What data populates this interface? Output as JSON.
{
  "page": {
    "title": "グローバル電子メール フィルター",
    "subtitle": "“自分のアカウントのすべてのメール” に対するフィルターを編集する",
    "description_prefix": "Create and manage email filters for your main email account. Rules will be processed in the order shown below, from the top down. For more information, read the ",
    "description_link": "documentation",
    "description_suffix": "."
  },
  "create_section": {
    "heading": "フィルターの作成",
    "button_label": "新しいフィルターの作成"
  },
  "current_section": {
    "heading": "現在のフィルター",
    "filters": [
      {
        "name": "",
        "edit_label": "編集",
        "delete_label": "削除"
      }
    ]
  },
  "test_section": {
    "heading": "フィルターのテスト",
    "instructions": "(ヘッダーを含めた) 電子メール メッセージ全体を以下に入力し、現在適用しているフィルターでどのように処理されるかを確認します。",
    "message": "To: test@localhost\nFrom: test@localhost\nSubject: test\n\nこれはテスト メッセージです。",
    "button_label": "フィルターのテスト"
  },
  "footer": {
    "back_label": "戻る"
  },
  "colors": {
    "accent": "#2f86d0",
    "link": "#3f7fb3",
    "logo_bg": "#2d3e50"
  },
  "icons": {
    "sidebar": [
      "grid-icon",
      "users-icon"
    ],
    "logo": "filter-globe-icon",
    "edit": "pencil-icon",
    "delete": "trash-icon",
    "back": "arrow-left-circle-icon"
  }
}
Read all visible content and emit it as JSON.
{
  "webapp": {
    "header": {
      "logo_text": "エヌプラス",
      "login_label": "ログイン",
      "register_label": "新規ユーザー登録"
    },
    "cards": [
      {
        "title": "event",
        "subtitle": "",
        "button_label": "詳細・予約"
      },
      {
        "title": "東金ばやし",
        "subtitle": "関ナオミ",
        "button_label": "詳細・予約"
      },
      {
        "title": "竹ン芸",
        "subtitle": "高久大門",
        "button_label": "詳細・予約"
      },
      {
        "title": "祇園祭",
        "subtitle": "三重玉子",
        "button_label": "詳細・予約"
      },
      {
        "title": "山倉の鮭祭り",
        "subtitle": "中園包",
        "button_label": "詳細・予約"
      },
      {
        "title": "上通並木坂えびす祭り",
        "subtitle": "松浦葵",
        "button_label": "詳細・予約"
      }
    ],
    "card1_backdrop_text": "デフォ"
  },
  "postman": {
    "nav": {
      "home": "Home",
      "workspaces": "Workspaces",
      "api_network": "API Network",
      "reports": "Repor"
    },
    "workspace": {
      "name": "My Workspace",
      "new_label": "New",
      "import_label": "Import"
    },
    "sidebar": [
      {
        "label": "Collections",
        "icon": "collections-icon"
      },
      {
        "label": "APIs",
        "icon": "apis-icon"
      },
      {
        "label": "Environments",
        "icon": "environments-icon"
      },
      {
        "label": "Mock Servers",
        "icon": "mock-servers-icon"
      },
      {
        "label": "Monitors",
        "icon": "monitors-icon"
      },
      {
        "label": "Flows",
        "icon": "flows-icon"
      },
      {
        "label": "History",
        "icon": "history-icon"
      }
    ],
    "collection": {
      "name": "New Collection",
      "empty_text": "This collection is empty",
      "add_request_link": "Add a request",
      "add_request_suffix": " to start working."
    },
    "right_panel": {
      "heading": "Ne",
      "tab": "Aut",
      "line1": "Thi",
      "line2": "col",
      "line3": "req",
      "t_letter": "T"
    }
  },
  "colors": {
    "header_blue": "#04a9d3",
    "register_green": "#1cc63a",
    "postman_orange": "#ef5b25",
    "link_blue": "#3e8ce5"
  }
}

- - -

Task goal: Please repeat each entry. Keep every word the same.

Solution to the exercise:
What data populates this interface? Output as JSON.
{
  "page": {
    "title": "グローバル電子メール フィルター",
    "subtitle": "“自分のアカウントのすべてのメール” に対するフィルターを編集する",
    "description_prefix": "Create and manage email filters for your main email account. Rules will be processed in the order shown below, from the top down. For more information, read the ",
    "description_link": "documentation",
    "description_suffix": "."
  },
  "create_section": {
    "heading": "フィルターの作成",
    "button_label": "新しいフィルターの作成"
  },
  "current_section": {
    "heading": "現在のフィルター",
    "filters": [
      {
        "name": "",
        "edit_label": "編集",
        "delete_label": "削除"
      }
    ]
  },
  "test_section": {
    "heading": "フィルターのテスト",
    "instructions": "(ヘッダーを含めた) 電子メール メッセージ全体を以下に入力し、現在適用しているフィルターでどのように処理されるかを確認します。",
    "message": "To: test@localhost\nFrom: test@localhost\nSubject: test\n\nこれはテスト メッセージです。",
    "button_label": "フィルターのテスト"
  },
  "footer": {
    "back_label": "戻る"
  },
  "colors": {
    "accent": "#2f86d0",
    "link": "#3f7fb3",
    "logo_bg": "#2d3e50"
  },
  "icons": {
    "sidebar": [
      "grid-icon",
      "users-icon"
    ],
    "logo": "filter-globe-icon",
    "edit": "pencil-icon",
    "delete": "trash-icon",
    "back": "arrow-left-circle-icon"
  }
}
Read all visible content and emit it as JSON.
{
  "webapp": {
    "header": {
      "logo_text": "エヌプラス",
      "login_label": "ログイン",
      "register_label": "新規ユーザー登録"
    },
    "cards": [
      {
        "title": "event",
        "subtitle": "",
        "button_label": "詳細・予約"
      },
      {
        "title": "東金ばやし",
        "subtitle": "関ナオミ",
        "button_label": "詳細・予約"
      },
      {
        "title": "竹ン芸",
        "subtitle": "高久大門",
        "button_label": "詳細・予約"
      },
      {
        "title": "祇園祭",
        "subtitle": "三重玉子",
        "button_label": "詳細・予約"
      },
      {
        "title": "山倉の鮭祭り",
        "subtitle": "中園包",
        "button_label": "詳細・予約"
      },
      {
        "title": "上通並木坂えびす祭り",
        "subtitle": "松浦葵",
        "button_label": "詳細・予約"
      }
    ],
    "card1_backdrop_text": "デフォ"
  },
  "postman": {
    "nav": {
      "home": "Home",
      "workspaces": "Workspaces",
      "api_network": "API Network",
      "reports": "Repor"
    },
    "workspace": {
      "name": "My Workspace",
      "new_label": "New",
      "import_label": "Import"
    },
    "sidebar": [
      {
        "label": "Collections",
        "icon": "collections-icon"
      },
      {
        "label": "APIs",
        "icon": "apis-icon"
      },
      {
        "label": "Environments",
        "icon": "environments-icon"
      },
      {
        "label": "Mock Servers",
        "icon": "mock-servers-icon"
      },
      {
        "label": "Monitors",
        "icon": "monitors-icon"
      },
      {
        "label": "Flows",
        "icon": "flows-icon"
      },
      {
        "label": "History",
        "icon": "history-icon"
      }
    ],
    "collection": {
      "name": "New Collection",
      "empty_text": "This collection is empty",
      "add_request_link": "Add a request",
      "add_request_suffix": " to start working."
    },
    "right_panel": {
      "heading": "Ne",
      "tab": "Aut",
      "line1": "Thi",
      "line2": "col",
      "line3": "req",
      "t_letter": "T"
    }
  },
  "colors": {
    "header_blue": "#04a9d3",
    "register_green": "#1cc63a",
    "postman_orange": "#ef5b25",
    "link_blue": "#3e8ce5"
  }
}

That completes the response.